Mause I
Karsten Mause
Christian Müller
Klaus Schubert,
Politik und Wirtschaft: Ein integratives Kompendium Wiesbaden 2018
Political Parties Lenin Brocker I 33
Political Parties/Lenin: At the centre of What is to be done? is the creation of a disciplined organization of a revolutionary party under the conditions of the autocratic Russia. (1) Russia: as the Bolshevik faction and party that gave birth to the Communist Party of the Soviet Union, it made history not only in its own country. Far beyond the Soviet Union, for decades the Leninist party shaped the communist party states of Eastern European people's democracies as well as Asian and Latin American, party and state-mixing systems.
Brocker I 34
Economists: this is what social democratic groups were called, which were limited to economic wage struggles. LeninVsEconomism.
Brocker I 35
Lenin's thesis: For a tightly organized party "people should be trained to devote not only their free evenings to the revolution, but their entire lives". (2)

1.N. Lenin, Čto delat’?, Stuttgart 1902. Dt.: Wladimir I. Lenin, Was tun? Brennende Fragen unserer Bewegung, in: ders., Ausgewählte Werke in sechs Bänden, Bd. 1, Berlin (Ost) 121986, 333-541 (zuerst: Wien 1932).
2. Lenin, W. I., »Die dringendsten Aufgaben unserer Bewegung«, in: ders., Ausgewählte Werke in sechs Bänden, Bd. 1, Berlin 1986 (a), S. 315.


Jutta Scherrer, Wladimir Iljitsch Lenin, Was tun?, (1902) in: Brocker, Manfred, Geschichte des politischen Denkens. Das 20. Jahrhundert. Frankfurt/M. 2018.

Lenin I
Wladimir Iljitsch Lenin
Die dringendsten Aufgaben unserer Bewegung Berlin 1986


Brocker I
Manfred Brocker
Geschichte des politischen Denkens. Das 20. Jahrhundert Frankfurt/M. 2018
Politics Lenin Brocker I 38
Politics/LeninVsEconomism/Lenin: Lenin polemicizes against the union-oriented labor movements of Rabocere Delo and Rabocaja Mysl' and other spontaneously emerged directions of the labor movement. LeninVsTrade Unionism. (1) Instead, the workers' struggle should be directed against any violence and oppression emanating from the government. Political agitation alone is capable of forming the political consciousness and revolutionary activity of the masses.

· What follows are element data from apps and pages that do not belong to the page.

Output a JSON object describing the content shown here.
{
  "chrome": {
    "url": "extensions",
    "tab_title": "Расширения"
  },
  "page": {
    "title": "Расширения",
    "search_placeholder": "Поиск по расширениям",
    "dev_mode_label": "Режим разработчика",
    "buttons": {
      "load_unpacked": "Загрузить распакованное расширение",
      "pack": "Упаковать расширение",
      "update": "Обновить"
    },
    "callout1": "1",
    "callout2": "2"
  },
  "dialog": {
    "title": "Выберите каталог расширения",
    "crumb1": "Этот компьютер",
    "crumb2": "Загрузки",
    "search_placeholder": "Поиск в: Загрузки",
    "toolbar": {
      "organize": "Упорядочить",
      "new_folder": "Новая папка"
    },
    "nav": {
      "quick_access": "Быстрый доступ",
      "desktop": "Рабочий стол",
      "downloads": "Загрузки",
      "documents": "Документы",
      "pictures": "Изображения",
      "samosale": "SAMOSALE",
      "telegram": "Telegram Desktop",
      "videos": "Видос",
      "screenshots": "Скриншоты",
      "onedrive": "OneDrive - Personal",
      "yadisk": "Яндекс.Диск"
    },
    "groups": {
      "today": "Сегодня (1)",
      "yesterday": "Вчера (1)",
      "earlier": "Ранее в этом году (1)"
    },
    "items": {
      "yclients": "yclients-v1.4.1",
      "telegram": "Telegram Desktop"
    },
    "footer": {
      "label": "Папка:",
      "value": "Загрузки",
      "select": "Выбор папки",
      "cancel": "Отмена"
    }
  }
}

1. Lenin, W. I., »Die dringendsten Aufgaben unserer Bewegung«, in: ders., Ausgewählte Werke in sechs Bänden, Bd. 1, Berlin 1986 (a) S. 376.


Jutta Scherrer, Wladimir Iljitsch Lenin, Was tun?, (1902) in: Brocker, Manfred, Geschichte des politischen Denkens. Das 20. Jahrhundert. Frankfurt/M. 2018.

Lenin I
Wladimir Iljitsch Lenin
Die dringendsten Aufgaben unserer Bewegung Berlin 1986


Brocker I
Manfred Brocker
Geschichte des politischen Denkens. Das 20. Jahrhundert Frankfurt/M. 2018
Rational Choice Political Economy Mause I 62
Rational decisions/rational choice/VsEconomic Theory/VsPolitical Science/Political Economy: Economically oriented political science was confronted with problems because it initially assumed that the actors had complete information. Problem: the empirical significance of this approach is limited, since due to the axiomatics (individuals act rationally) every action must necessarily provide the greatest benefit to an actor. (1) (2)


1. D. P. Green, I. Shapiro, Pathologies of rational-choice theory. A critique of applications in political science. New Haven 1994
2. J. S. Coleman,Th.J. Fararo (Eds) Rational-choice theory. Advocacy and critique. Newbury Park 1992.


Mause I
Karsten Mause
Christian Müller
Klaus Schubert,
Politik und Wirtschaft: Ein integratives Kompendium Wiesbaden 2018